BEGIN

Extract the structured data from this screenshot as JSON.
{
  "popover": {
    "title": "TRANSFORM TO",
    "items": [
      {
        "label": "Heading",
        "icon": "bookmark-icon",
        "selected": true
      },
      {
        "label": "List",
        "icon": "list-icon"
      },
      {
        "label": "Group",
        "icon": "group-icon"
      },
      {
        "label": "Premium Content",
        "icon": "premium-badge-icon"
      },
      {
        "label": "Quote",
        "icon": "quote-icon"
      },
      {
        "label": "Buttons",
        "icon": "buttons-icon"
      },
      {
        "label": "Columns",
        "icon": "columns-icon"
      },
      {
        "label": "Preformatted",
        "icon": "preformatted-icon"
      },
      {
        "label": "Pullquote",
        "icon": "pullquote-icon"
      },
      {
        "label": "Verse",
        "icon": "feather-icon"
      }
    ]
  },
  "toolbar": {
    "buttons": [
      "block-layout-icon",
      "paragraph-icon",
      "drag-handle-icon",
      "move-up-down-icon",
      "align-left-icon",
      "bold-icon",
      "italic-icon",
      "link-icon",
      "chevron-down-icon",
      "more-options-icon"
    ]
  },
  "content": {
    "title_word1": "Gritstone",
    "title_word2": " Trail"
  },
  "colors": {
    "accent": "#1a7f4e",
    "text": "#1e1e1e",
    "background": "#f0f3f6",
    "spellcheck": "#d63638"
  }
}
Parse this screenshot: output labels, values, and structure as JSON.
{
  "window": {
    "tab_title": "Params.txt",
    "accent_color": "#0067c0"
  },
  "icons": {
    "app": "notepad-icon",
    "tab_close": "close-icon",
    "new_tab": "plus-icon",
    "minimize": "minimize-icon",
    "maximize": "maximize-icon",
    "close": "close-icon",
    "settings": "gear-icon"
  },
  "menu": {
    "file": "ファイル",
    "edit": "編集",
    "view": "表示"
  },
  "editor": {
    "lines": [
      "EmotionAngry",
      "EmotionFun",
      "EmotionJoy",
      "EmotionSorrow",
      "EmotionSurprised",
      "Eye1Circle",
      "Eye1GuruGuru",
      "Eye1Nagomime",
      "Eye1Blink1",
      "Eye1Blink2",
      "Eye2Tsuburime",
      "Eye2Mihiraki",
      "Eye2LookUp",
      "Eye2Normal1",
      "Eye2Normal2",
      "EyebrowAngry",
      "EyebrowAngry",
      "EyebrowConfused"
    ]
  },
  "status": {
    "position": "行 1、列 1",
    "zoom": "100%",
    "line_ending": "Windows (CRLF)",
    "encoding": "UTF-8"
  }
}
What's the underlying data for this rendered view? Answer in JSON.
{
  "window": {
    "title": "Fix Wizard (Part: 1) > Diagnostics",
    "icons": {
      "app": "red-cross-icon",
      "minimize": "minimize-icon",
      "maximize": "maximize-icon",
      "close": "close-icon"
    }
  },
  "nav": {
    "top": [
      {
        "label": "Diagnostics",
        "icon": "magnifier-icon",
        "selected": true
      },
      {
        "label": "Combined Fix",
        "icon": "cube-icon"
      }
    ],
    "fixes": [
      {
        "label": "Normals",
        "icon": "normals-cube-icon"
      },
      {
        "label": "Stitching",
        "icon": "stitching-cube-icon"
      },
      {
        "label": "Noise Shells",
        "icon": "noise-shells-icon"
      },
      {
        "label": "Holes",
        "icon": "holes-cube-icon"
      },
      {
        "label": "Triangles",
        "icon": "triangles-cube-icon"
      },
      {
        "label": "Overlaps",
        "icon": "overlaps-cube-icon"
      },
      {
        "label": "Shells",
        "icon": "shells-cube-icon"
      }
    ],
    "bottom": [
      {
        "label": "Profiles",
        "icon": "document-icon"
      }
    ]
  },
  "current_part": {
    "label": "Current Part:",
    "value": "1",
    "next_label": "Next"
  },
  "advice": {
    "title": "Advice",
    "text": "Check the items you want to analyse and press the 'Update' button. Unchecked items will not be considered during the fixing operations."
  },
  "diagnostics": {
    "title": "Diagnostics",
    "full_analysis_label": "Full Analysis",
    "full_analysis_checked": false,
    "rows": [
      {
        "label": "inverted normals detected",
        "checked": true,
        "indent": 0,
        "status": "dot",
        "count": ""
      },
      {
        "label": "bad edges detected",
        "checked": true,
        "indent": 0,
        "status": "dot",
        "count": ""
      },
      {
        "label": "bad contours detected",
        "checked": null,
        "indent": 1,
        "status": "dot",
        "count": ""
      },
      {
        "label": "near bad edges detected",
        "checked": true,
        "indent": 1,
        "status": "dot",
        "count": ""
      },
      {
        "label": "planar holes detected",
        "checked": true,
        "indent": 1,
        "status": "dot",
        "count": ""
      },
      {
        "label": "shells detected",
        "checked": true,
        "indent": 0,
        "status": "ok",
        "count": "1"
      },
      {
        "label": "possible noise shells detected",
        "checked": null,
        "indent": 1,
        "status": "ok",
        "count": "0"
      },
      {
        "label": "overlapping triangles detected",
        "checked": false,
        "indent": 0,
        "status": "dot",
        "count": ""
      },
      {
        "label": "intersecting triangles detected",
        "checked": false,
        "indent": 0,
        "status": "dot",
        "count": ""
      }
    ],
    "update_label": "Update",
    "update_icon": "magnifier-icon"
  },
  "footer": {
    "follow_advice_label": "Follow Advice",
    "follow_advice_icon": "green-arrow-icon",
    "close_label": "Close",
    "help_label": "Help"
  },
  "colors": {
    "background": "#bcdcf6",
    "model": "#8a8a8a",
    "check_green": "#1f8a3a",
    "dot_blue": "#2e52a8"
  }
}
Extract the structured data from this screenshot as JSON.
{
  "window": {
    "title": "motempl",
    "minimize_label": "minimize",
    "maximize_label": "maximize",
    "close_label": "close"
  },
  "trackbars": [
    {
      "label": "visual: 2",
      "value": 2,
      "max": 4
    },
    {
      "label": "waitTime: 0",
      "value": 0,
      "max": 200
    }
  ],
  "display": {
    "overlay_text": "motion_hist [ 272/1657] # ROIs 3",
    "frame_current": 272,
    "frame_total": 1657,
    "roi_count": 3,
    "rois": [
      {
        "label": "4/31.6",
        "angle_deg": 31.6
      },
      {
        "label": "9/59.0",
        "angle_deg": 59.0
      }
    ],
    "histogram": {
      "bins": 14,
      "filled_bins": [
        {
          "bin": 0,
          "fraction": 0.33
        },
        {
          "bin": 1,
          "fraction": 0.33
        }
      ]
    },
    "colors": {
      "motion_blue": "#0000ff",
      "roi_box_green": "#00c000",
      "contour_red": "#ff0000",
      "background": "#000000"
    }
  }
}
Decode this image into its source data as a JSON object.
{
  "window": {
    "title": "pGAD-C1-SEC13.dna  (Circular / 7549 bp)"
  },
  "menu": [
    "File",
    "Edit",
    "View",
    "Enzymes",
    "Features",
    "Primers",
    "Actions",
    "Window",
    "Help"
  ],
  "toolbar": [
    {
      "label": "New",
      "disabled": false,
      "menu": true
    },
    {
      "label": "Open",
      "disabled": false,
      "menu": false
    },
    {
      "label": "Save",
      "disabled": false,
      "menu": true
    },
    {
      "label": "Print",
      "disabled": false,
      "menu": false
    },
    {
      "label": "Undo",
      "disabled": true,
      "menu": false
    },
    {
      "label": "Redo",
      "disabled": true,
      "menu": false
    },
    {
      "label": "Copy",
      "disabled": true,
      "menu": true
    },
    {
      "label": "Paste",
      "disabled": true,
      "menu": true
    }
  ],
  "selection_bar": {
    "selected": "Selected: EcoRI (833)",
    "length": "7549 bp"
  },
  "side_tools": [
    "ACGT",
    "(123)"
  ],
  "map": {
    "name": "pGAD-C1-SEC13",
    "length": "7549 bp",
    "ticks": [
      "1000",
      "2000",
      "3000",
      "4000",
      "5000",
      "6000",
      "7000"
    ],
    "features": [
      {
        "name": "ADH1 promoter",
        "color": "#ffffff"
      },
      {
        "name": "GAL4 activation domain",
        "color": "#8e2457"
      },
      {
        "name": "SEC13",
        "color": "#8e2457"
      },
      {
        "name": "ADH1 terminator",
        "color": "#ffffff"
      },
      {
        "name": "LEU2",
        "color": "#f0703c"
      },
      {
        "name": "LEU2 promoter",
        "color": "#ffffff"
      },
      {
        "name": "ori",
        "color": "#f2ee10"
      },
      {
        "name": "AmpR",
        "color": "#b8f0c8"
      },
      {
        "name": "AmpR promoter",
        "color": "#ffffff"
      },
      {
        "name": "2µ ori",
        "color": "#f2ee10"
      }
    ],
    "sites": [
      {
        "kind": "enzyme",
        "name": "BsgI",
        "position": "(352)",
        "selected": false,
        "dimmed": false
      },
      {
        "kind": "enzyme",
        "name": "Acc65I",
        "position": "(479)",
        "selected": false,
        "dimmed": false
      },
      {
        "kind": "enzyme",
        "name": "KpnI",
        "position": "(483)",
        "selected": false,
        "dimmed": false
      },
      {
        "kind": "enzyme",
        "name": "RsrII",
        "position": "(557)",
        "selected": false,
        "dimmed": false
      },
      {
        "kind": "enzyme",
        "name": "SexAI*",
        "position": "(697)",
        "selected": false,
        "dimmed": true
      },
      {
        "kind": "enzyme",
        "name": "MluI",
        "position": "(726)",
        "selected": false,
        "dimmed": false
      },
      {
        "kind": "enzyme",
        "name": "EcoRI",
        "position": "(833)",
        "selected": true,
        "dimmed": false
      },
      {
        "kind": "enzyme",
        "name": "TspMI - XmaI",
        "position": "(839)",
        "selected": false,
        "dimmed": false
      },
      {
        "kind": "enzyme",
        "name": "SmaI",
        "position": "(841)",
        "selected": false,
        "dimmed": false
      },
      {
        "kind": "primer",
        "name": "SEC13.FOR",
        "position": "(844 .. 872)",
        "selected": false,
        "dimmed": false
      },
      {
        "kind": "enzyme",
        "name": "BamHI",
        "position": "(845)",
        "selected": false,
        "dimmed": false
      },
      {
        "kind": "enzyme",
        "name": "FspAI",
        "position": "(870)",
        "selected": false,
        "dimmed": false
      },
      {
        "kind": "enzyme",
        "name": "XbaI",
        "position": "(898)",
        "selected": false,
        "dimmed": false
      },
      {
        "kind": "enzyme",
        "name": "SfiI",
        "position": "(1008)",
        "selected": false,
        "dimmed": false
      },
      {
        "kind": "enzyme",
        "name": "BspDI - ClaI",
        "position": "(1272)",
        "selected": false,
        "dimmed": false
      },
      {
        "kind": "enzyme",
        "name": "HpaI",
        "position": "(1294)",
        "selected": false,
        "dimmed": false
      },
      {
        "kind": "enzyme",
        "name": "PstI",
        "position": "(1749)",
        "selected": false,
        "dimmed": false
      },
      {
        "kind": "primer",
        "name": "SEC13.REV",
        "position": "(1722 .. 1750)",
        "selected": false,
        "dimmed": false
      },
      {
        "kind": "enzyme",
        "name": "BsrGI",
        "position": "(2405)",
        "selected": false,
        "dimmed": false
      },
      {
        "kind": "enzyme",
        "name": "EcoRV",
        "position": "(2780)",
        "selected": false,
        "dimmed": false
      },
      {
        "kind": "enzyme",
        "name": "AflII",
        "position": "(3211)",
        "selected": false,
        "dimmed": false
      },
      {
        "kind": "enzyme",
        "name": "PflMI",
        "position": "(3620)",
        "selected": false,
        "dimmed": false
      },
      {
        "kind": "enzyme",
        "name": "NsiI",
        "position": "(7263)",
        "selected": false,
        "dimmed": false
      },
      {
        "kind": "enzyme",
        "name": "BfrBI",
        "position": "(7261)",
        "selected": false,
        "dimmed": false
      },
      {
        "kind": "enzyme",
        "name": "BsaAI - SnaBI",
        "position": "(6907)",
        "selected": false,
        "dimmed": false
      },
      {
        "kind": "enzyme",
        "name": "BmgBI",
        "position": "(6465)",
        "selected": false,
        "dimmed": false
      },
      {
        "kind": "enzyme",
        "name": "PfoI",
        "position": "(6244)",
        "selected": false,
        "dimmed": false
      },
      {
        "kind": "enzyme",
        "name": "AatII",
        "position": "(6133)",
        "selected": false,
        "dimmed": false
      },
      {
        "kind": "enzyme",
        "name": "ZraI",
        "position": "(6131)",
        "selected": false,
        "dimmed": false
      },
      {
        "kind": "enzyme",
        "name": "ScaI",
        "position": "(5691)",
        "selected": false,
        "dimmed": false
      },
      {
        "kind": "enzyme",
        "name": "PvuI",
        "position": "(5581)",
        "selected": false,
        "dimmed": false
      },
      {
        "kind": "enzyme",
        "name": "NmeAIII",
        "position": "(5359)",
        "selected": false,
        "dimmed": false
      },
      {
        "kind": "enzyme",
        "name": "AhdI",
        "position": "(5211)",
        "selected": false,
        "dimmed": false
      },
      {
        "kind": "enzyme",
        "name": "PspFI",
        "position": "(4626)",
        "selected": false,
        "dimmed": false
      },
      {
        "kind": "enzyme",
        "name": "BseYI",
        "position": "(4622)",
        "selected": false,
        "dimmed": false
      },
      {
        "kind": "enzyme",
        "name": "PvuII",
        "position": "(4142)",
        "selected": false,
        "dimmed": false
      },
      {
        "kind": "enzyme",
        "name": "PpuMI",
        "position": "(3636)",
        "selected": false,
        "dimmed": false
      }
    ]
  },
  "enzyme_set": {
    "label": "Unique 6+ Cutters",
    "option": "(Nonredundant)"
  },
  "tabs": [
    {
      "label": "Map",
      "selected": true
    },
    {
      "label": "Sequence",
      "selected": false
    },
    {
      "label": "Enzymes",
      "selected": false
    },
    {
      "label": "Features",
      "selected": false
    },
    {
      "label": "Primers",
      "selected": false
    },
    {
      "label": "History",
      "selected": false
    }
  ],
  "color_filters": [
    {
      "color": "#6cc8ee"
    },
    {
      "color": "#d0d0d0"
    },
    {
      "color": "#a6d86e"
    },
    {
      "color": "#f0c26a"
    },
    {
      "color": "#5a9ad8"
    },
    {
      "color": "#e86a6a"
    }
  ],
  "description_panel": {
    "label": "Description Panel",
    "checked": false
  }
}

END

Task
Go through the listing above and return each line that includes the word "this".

Expected answer
Extract the structured data from this screenshot as JSON.
Parse this screenshot: output labels, values, and structure as JSON.
What's the underlying data for this rendered view? Answer in JSON.
Extract the structured data from this screenshot as JSON.
Decode this image into its source data as a JSON object.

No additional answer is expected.